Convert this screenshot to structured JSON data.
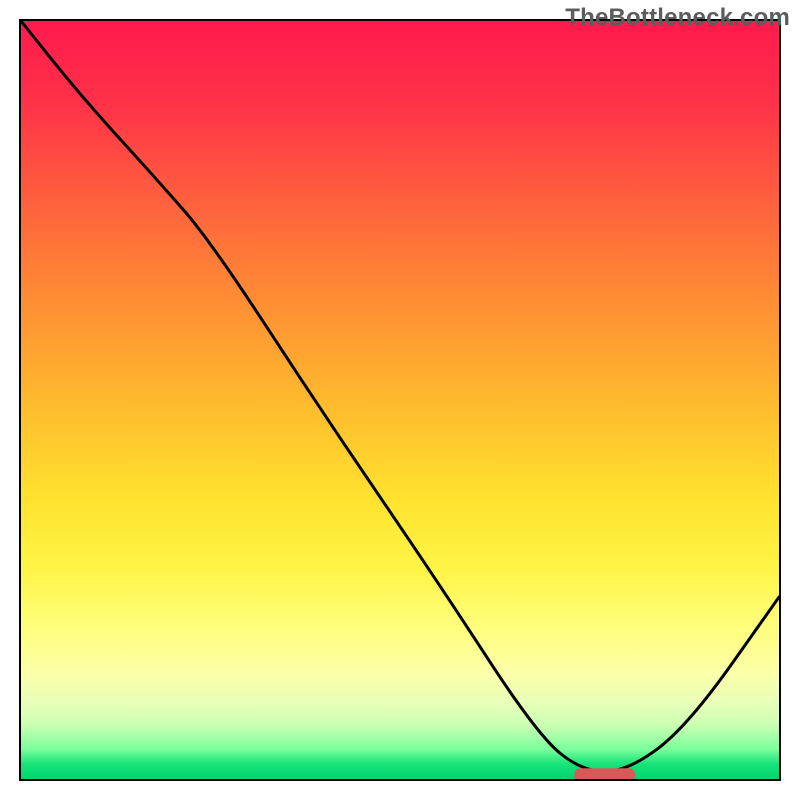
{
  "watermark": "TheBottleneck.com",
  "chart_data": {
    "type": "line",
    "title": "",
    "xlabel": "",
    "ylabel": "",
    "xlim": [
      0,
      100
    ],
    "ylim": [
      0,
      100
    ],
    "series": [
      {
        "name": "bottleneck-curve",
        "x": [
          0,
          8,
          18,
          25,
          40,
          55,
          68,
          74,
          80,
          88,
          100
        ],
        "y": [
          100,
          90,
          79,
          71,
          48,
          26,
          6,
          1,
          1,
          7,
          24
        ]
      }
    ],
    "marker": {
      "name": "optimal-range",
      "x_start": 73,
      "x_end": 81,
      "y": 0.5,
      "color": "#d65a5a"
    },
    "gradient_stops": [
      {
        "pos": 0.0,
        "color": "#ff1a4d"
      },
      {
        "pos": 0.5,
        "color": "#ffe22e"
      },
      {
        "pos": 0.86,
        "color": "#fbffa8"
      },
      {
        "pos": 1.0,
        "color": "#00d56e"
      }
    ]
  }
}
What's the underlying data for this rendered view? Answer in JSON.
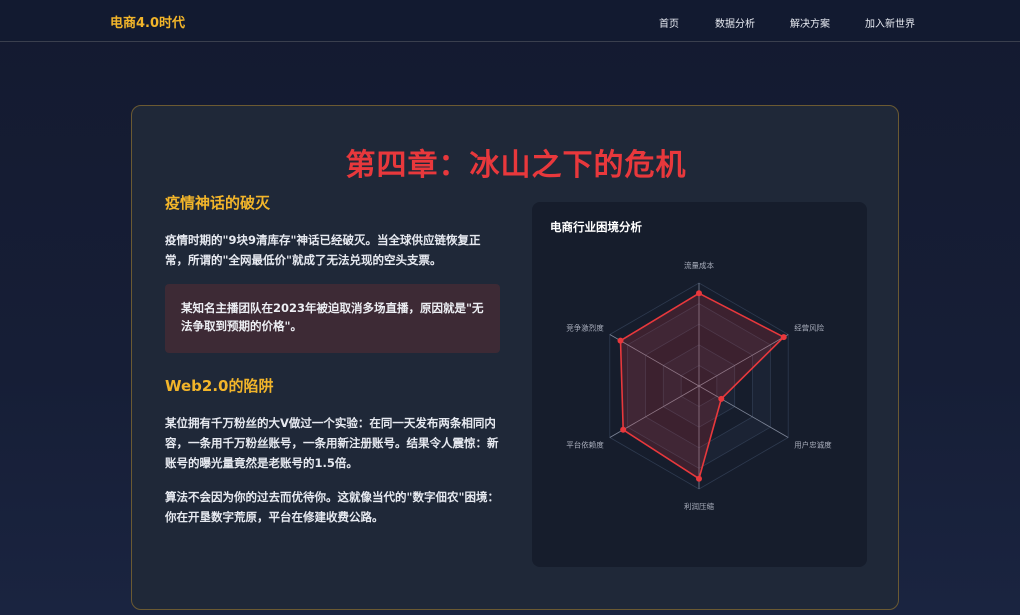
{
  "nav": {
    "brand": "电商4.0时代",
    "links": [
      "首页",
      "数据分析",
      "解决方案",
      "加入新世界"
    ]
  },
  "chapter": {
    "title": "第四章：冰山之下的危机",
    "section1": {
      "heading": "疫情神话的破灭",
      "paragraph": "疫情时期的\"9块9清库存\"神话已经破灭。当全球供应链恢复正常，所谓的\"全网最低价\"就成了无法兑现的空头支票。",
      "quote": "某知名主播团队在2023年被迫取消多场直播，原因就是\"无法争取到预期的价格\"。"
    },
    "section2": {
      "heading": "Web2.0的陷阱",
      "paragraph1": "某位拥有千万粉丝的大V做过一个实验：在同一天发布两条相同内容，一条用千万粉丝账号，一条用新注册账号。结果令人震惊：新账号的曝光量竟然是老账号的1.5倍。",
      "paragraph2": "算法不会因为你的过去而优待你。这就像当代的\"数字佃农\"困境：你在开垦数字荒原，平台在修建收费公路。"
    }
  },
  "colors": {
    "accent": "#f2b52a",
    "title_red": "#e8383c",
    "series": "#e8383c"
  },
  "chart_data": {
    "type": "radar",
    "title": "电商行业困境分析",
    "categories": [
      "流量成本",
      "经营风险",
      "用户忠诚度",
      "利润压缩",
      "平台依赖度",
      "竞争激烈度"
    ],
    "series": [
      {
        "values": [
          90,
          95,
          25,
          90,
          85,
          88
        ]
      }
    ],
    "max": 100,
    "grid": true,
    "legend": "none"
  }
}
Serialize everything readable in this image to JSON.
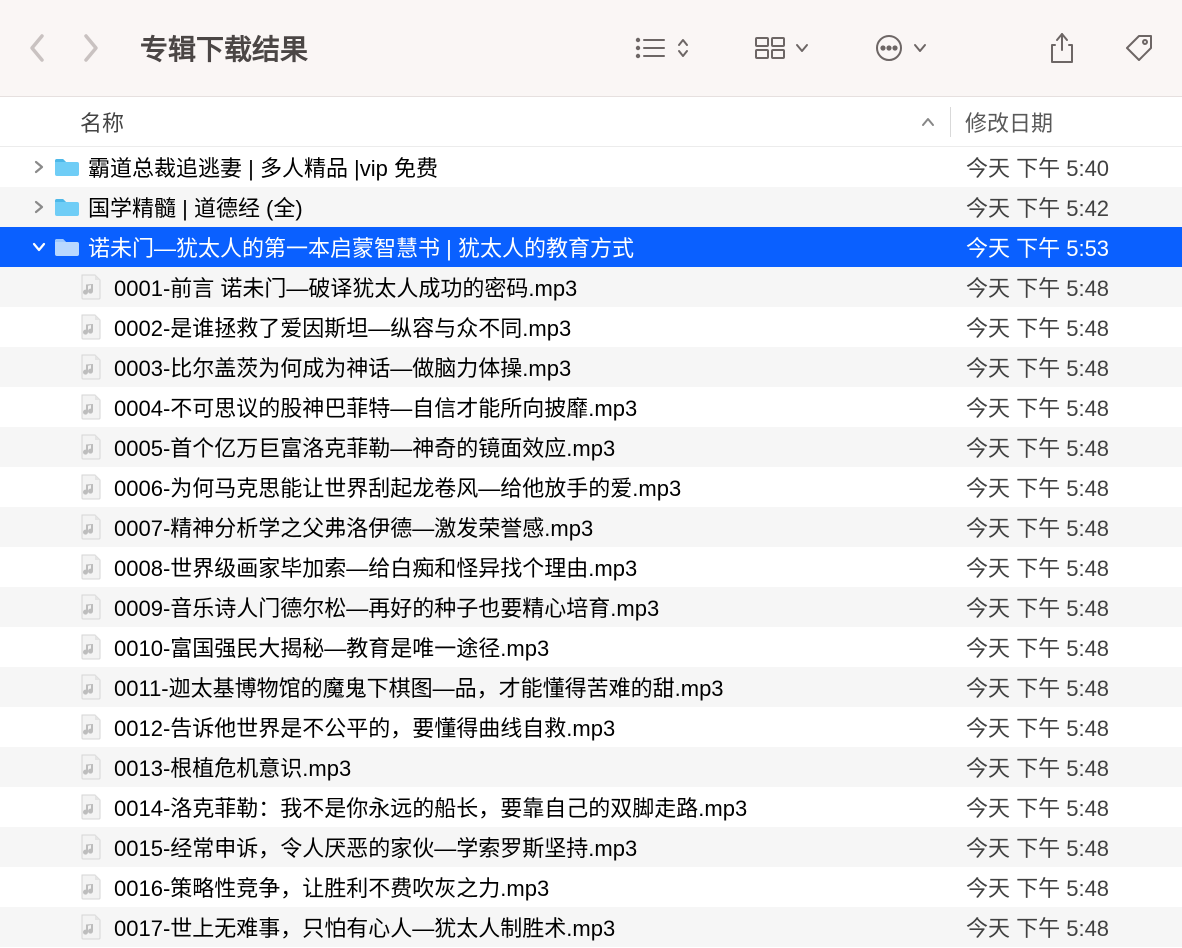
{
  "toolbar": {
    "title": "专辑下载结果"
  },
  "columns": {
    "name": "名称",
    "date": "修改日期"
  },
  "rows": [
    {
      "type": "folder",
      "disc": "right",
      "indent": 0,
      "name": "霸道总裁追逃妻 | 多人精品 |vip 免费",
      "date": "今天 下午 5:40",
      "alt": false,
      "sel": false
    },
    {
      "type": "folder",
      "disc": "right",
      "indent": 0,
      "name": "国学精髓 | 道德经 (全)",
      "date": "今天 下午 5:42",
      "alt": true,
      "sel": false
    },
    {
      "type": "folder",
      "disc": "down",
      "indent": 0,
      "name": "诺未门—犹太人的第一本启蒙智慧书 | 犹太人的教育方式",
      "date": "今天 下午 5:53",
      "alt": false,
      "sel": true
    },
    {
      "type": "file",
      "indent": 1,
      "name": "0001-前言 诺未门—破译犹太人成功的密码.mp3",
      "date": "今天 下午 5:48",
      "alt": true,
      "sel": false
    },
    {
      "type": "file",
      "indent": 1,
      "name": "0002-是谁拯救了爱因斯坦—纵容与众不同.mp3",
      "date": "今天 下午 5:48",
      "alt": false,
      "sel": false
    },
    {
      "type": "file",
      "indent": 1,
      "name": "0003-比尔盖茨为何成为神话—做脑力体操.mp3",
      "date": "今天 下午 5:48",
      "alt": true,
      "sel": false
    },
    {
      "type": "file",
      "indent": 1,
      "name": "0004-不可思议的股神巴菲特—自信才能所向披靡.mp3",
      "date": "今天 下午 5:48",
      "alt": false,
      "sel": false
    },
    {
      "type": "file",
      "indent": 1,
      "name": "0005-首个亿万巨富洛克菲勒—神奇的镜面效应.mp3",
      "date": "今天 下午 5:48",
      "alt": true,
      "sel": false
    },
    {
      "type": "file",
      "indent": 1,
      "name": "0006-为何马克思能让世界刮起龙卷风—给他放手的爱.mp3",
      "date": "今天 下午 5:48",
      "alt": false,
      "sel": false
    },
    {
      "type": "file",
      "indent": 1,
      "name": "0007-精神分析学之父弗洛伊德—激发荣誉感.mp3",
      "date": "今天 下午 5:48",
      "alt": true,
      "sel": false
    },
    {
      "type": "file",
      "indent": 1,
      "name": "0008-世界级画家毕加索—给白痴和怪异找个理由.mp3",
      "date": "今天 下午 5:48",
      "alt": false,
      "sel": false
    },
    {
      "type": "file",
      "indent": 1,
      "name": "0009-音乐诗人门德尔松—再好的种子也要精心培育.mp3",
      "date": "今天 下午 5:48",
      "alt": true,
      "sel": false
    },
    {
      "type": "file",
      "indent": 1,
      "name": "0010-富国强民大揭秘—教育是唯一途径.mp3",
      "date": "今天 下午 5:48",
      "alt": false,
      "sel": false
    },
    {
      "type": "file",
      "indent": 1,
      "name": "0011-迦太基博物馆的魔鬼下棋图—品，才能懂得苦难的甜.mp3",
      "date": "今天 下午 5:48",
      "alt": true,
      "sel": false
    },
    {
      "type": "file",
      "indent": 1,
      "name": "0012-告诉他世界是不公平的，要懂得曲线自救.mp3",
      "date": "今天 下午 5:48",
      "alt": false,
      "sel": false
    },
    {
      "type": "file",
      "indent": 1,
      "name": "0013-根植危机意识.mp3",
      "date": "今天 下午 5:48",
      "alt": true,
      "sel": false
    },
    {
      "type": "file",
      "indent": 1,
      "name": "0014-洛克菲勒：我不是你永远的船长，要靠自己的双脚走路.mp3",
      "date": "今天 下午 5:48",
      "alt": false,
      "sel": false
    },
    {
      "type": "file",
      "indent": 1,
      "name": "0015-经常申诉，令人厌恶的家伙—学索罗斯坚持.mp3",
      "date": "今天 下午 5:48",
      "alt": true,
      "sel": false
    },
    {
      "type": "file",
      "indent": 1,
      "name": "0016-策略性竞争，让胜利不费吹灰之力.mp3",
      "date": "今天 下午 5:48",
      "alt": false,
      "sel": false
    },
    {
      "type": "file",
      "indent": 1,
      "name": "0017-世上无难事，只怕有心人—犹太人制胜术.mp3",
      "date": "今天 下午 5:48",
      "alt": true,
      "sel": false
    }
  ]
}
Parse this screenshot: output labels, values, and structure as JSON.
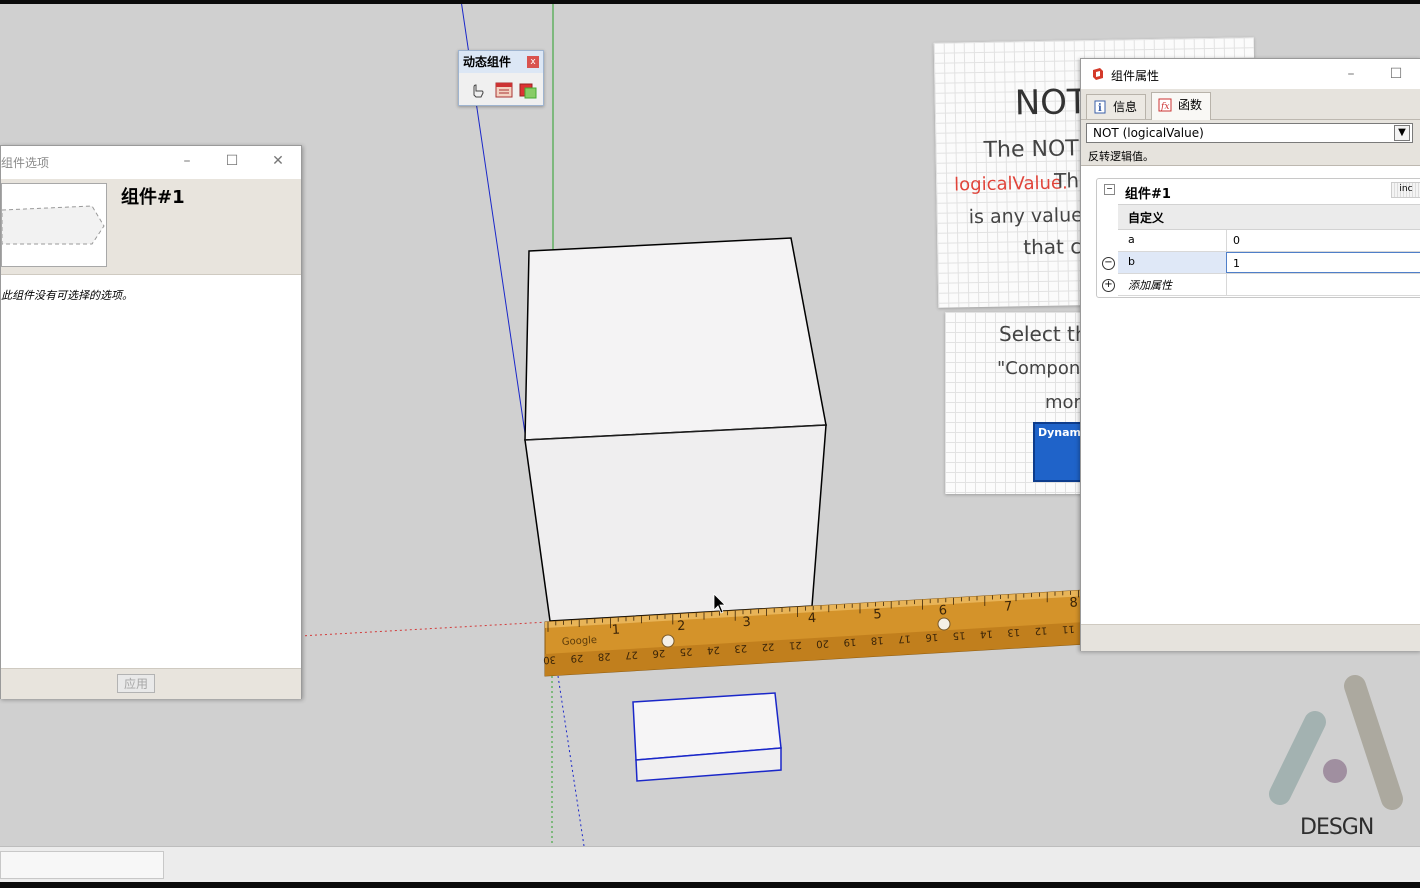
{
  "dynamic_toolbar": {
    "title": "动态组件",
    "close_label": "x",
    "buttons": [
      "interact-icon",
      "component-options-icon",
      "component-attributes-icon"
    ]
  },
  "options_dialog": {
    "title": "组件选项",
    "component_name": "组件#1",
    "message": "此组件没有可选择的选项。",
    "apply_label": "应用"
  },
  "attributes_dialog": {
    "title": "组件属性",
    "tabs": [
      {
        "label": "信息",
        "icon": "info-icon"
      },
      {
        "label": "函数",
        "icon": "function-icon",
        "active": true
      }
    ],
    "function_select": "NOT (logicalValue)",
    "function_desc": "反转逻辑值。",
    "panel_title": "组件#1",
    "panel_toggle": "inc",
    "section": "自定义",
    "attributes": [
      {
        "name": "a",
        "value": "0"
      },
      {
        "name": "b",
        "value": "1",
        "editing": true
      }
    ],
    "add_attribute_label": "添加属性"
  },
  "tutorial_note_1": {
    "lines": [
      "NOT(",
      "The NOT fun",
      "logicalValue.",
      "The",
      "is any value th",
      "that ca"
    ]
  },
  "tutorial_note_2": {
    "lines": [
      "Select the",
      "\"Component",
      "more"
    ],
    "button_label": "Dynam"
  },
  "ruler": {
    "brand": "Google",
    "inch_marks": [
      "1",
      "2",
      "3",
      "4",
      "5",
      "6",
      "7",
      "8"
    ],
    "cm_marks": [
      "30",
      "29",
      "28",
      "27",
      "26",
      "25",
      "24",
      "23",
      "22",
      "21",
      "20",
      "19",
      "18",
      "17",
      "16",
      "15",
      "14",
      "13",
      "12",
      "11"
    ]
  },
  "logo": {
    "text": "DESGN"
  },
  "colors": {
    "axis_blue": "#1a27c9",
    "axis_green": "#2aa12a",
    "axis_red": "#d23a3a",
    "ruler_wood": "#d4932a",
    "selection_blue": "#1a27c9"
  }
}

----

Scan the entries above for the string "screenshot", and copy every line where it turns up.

Convert this screenshot to structured JSON data.
Parse this screenshot: output labels, values, and structure as JSON.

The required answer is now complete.